Raise taxes on upper-income people
Sen. Debbie Stabenow, D-Mich., was more forthcoming with specifics than Dorgan: Congress should raise taxes on upper-income people to raise the revenue to keep the system solvent, by not extending the 2001 and 2003 tax cuts Congress enacted, when they expire in 2010.
“Speaking for myself, I think it would be reasonable to ask wealthiest Americans to accept 80 percent … rather than 100 percent” of the tax cuts enacted in 2001 and 2003. She said there is “substantial support” for this approach among Democrats in the Senate.
On the CBS program "Face The Nation" last Sunday, Sen. Edward Kennedy, D-Mass., said that at the point where the system has too little in funds to pay full scheduled benefits to retirees, “All you have to do is raise the payroll tax on that, and that would solve most of the kind of a problem that you’d have.”
According to the actuaries of the Social System, by 2042, when today’s 30-year old workers will be retired, the Social Security system will have insufficient funds and will be able to pay only pay 73 percent of promised benefits.
For higher-earning retirees who had been prudent enough to save money while they were working, this cut in benefits might be only an annoying pinch. But for low-income workers who’d retired without amassing personal savings, a 27 percent cut in promised benefits would impose hardship.
Democratic pollster Anna Greenberg said Wednesday that polling data indicate the public does not believe there is a crisis in the Social Security system, “so in a way, the Democrats are preaching to the converted.”
For that reason, she said, “they have to explain to people why the president's plan has negative consequences for them. It’s important for Democrats to offer alternatives so that they are not seen as partisan nay-sayers, but it is more important to offer a critique of the president’s plan.”
No party unanimity
At this point in the struggle over Social Security, neither Democrats nor Republicans are unified on what changes ought to be made. One Democrat, Rep. Allen Boyd of Florida, has signed on as a co-sponsor of Arizona Republican Rep. Jim Kolbe’s private accounts bill.
A Senate Democrat who will play an important role on the Senate Finance Committee, Sen. Blanche Lincoln of Arkansas, has discussed Social Security options with Sen. Lindsey Graham, R-S.C., who is trying to put together a bipartisan reform package.
A key House Republican offered some provocative views Wednesday. Ways and Means Committee chairman Rep. Bill Thomas opposed Kennedy’s idea of raising the FICA payroll tax. “Why do you have to fund it (Social Security) in that way? There are other ways to deal with the issue that are smarter.” This seemed to open the door to paying for Social Security from general revenue, an idea some Democrats also have favored.
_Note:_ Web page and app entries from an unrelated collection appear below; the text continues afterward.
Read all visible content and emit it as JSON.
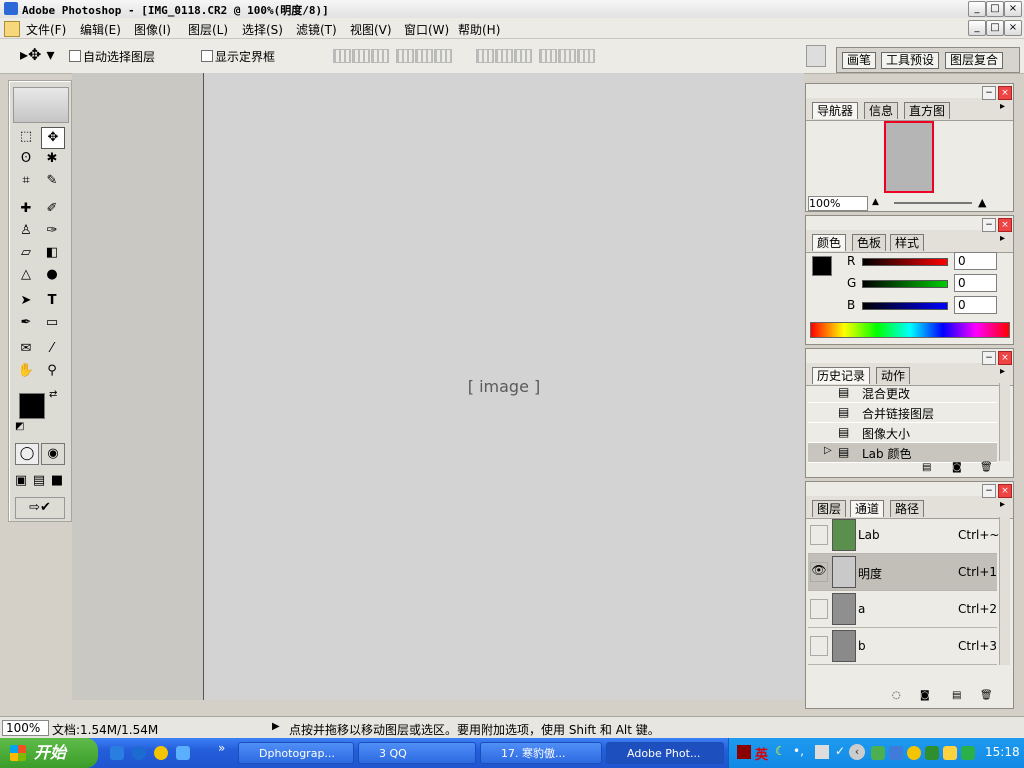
{
  "app": {
    "title": "Adobe Photoshop - [IMG_0118.CR2 @ 100%(明度/8)]"
  },
  "menu": [
    "文件(F)",
    "编辑(E)",
    "图像(I)",
    "图层(L)",
    "选择(S)",
    "滤镜(T)",
    "视图(V)",
    "窗口(W)",
    "帮助(H)"
  ],
  "options": {
    "auto_select": "自动选择图层",
    "show_bounds": "显示定界框"
  },
  "workspace_tabs": [
    "画笔",
    "工具预设",
    "图层复合"
  ],
  "navigator": {
    "tabs": [
      "导航器",
      "信息",
      "直方图"
    ],
    "zoom": "100%"
  },
  "color": {
    "tabs": [
      "颜色",
      "色板",
      "样式"
    ],
    "r_label": "R",
    "g_label": "G",
    "b_label": "B",
    "r": "0",
    "g": "0",
    "b": "0"
  },
  "history": {
    "tabs": [
      "历史记录",
      "动作"
    ],
    "items": [
      "混合更改",
      "合并链接图层",
      "图像大小",
      "Lab 颜色"
    ]
  },
  "channels": {
    "tabs": [
      "图层",
      "通道",
      "路径"
    ],
    "rows": [
      {
        "name": "Lab",
        "shortcut": "Ctrl+~",
        "visible": false
      },
      {
        "name": "明度",
        "shortcut": "Ctrl+1",
        "visible": true
      },
      {
        "name": "a",
        "shortcut": "Ctrl+2",
        "visible": false
      },
      {
        "name": "b",
        "shortcut": "Ctrl+3",
        "visible": false
      }
    ]
  },
  "status": {
    "zoom": "100%",
    "doc": "文档:1.54M/1.54M",
    "hint": "点按并拖移以移动图层或选区。要用附加选项，使用 Shift 和 Alt 键。"
  },
  "taskbar": {
    "start": "开始",
    "tasks": [
      "Dphotograp...",
      "3 QQ",
      "17. 寒豹傲...",
      "Adobe Phot..."
    ],
    "ime": "英",
    "time": "15:18"
  }
}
Thomas also brought up another concern some Democrats have had: Raising the eligibility age for collecting benefits, as is now being done due to the 1983 reform bill, imposes a hardship on workers who do physical labor.
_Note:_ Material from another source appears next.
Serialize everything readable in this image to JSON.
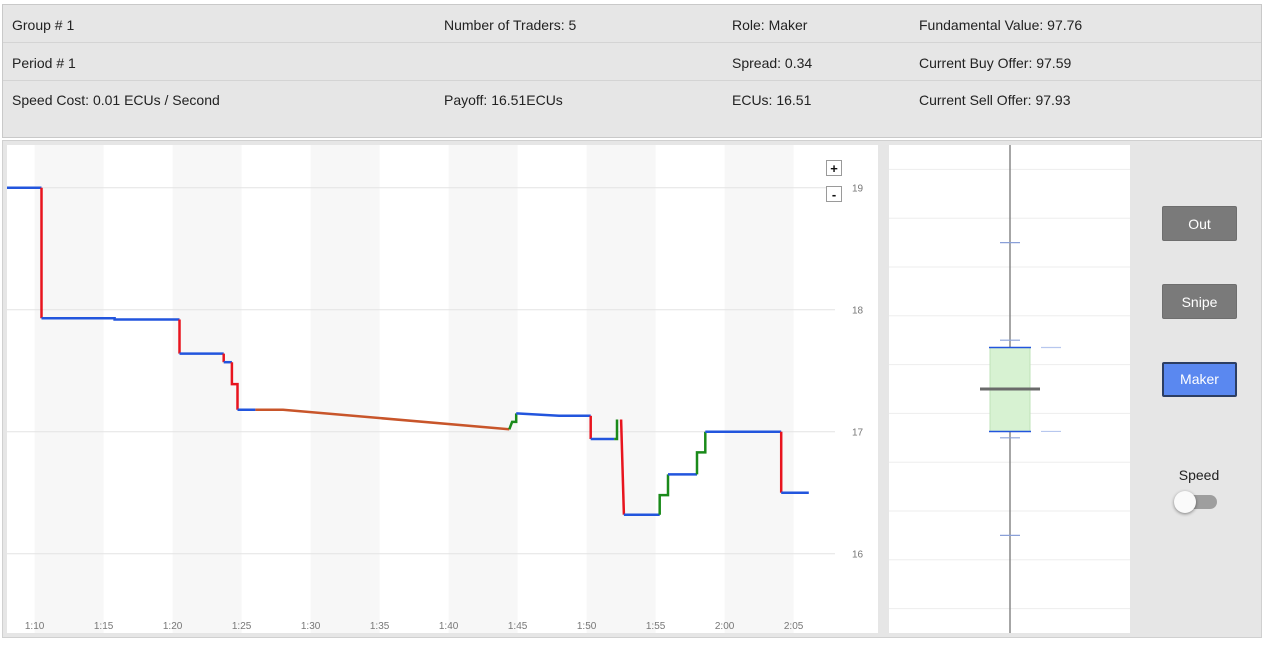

“There are certain occupations in which you're pretty well used up by 65, especially physical activities,” he said. “If you continue to play the age card and you stretch the age out, white collar (workers) can make it, (but) a lot of people who are still involved in physical activities are simply not being treated fairly in my opinion in terms of when and how they ought to be able to retire.”
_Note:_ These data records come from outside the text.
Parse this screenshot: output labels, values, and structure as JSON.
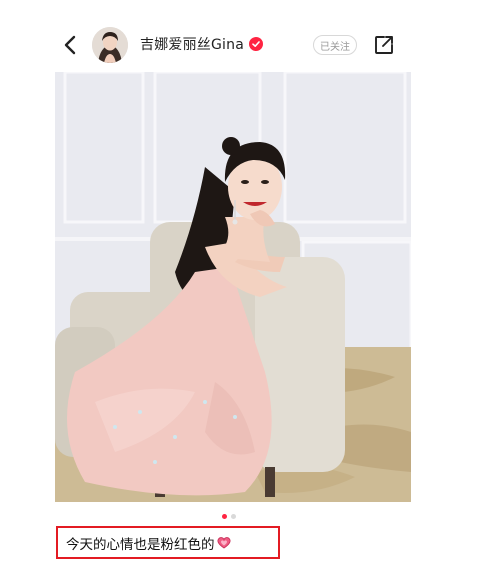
{
  "colors": {
    "brand": "#ff2442",
    "highlight_box": "#e31b23"
  },
  "header": {
    "back_icon": "chevron-left-icon",
    "author_name": "吉娜爱丽丝Gina",
    "verified_icon": "verified-badge-icon",
    "follow_label": "已关注",
    "share_icon": "share-icon"
  },
  "post": {
    "image_count": 2,
    "current_image": 1,
    "caption": "今天的心情也是粉红色的",
    "caption_emoji": "pink-heart-icon"
  }
}
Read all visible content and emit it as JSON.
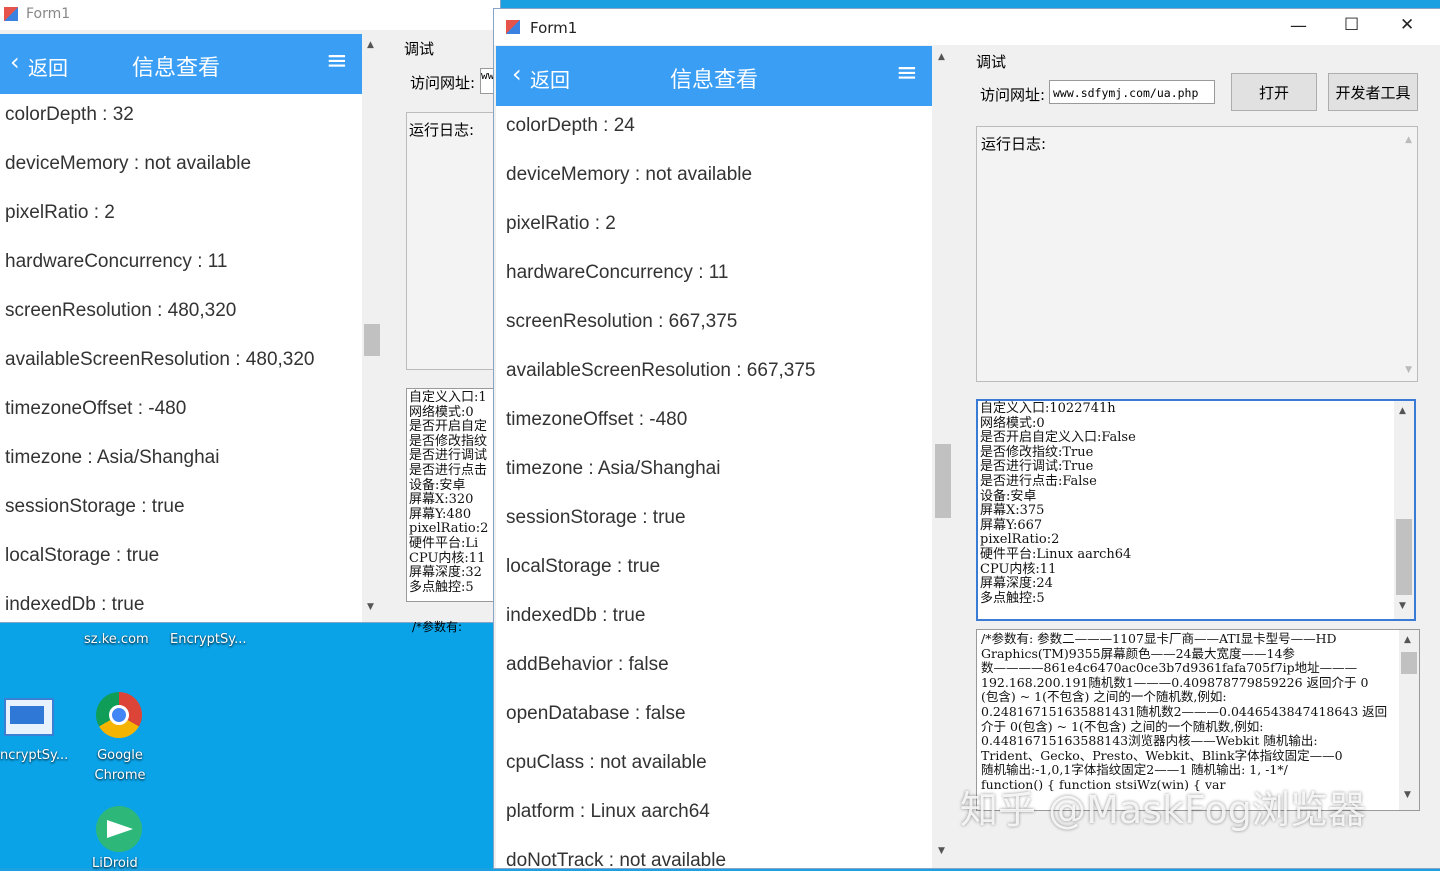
{
  "desktop": {
    "taskbar_items": [
      "sz.ke.com",
      "EncryptSy..."
    ],
    "icons": [
      {
        "label": "ncryptSy...",
        "icon": "window-icon"
      },
      {
        "label": "Google\nChrome",
        "icon": "chrome-icon"
      },
      {
        "label": "LiDroid",
        "icon": "paperplane-icon"
      }
    ]
  },
  "back_window": {
    "title": "Form1",
    "header": {
      "back": "返回",
      "title": "信息查看",
      "menu_icon": "hamburger-icon"
    },
    "items": [
      "colorDepth : 32",
      "deviceMemory : not available",
      "pixelRatio : 2",
      "hardwareConcurrency : 11",
      "screenResolution : 480,320",
      "availableScreenResolution : 480,320",
      "timezoneOffset : -480",
      "timezone : Asia/Shanghai",
      "sessionStorage : true",
      "localStorage : true",
      "indexedDb : true"
    ],
    "debug_group": "调试",
    "url_label": "访问网址:",
    "url_value": "ww",
    "log_label": "运行日志:",
    "info_lines": [
      "自定义入口:1",
      "网络模式:0",
      "是否开启自定",
      "是否修改指纹",
      "是否进行调试",
      "是否进行点击",
      "设备:安卓",
      "屏幕X:320",
      "屏幕Y:480",
      "pixelRatio:2",
      "硬件平台:Li",
      "CPU内核:11",
      "屏幕深度:32",
      "多点触控:5"
    ],
    "bottom_snippet": "/*参数有:"
  },
  "front_window": {
    "title": "Form1",
    "header": {
      "back": "返回",
      "title": "信息查看",
      "menu_icon": "hamburger-icon"
    },
    "items": [
      "colorDepth : 24",
      "deviceMemory : not available",
      "pixelRatio : 2",
      "hardwareConcurrency : 11",
      "screenResolution : 667,375",
      "availableScreenResolution : 667,375",
      "timezoneOffset : -480",
      "timezone : Asia/Shanghai",
      "sessionStorage : true",
      "localStorage : true",
      "indexedDb : true",
      "addBehavior : false",
      "openDatabase : false",
      "cpuClass : not available",
      "platform : Linux aarch64",
      "doNotTrack : not available"
    ],
    "debug_group": "调试",
    "url_label": "访问网址:",
    "url_value": "www.sdfymj.com/ua.php",
    "open_button": "打开",
    "devtools_button": "开发者工具",
    "log_label": "运行日志:",
    "info_lines": [
      "自定义入口:1022741h",
      "网络模式:0",
      "是否开启自定义入口:False",
      "是否修改指纹:True",
      "是否进行调试:True",
      "是否进行点击:False",
      "设备:安卓",
      "屏幕X:375",
      "屏幕Y:667",
      "pixelRatio:2",
      "硬件平台:Linux aarch64",
      "CPU内核:11",
      "屏幕深度:24",
      "多点触控:5"
    ],
    "params_lines": [
      "/*参数有: 参数二———1107显卡厂商——ATI显卡型号——HD",
      "Graphics(TM)9355屏幕颜色——24最大宽度——14参",
      "数————861e4c6470ac0ce3b7d9361fafa705f7ip地址———",
      "192.168.200.191随机数1———0.409878779859226 返回介于 0",
      "(包含) ~ 1(不包含) 之间的一个随机数,例如:",
      "0.248167151635881431随机数2———0.0446543847418643 返回",
      "介于 0(包含) ~ 1(不包含) 之间的一个随机数,例如:",
      "0.44816715163588143浏览器内核——Webkit 随机输出:",
      "Trident、Gecko、Presto、Webkit、Blink字体指纹固定——0",
      "随机输出:-1,0,1字体指纹固定2——1 随机输出: 1, -1*/",
      "function() { function stsiWz(win) { var"
    ],
    "watermark": "知乎 @MaskFog浏览器"
  },
  "window_controls": {
    "minimize": "—",
    "maximize": "☐",
    "close": "✕"
  }
}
At this stage of the maneuvering, the chances of Thomas and others crafting a bipartisan piece of legislation that would win broad support seem remote. One reason: Democrats do not trust Republicans’ motives in wanting to redesign the program.
“There are those who have not supported Social Security philosophically and have never supported it, and don’t support it now,” said Stabenow. “They would welcome an opportunity to radically change it.”
The two sides also remain worlds apart in their views of what Social Security ought to be. “Social Security is a core insurance program, not an investment program. The president is just confusing the two. I think part of it is because he has a constituency that has never liked Social Security,” Dorgan said Tuesday.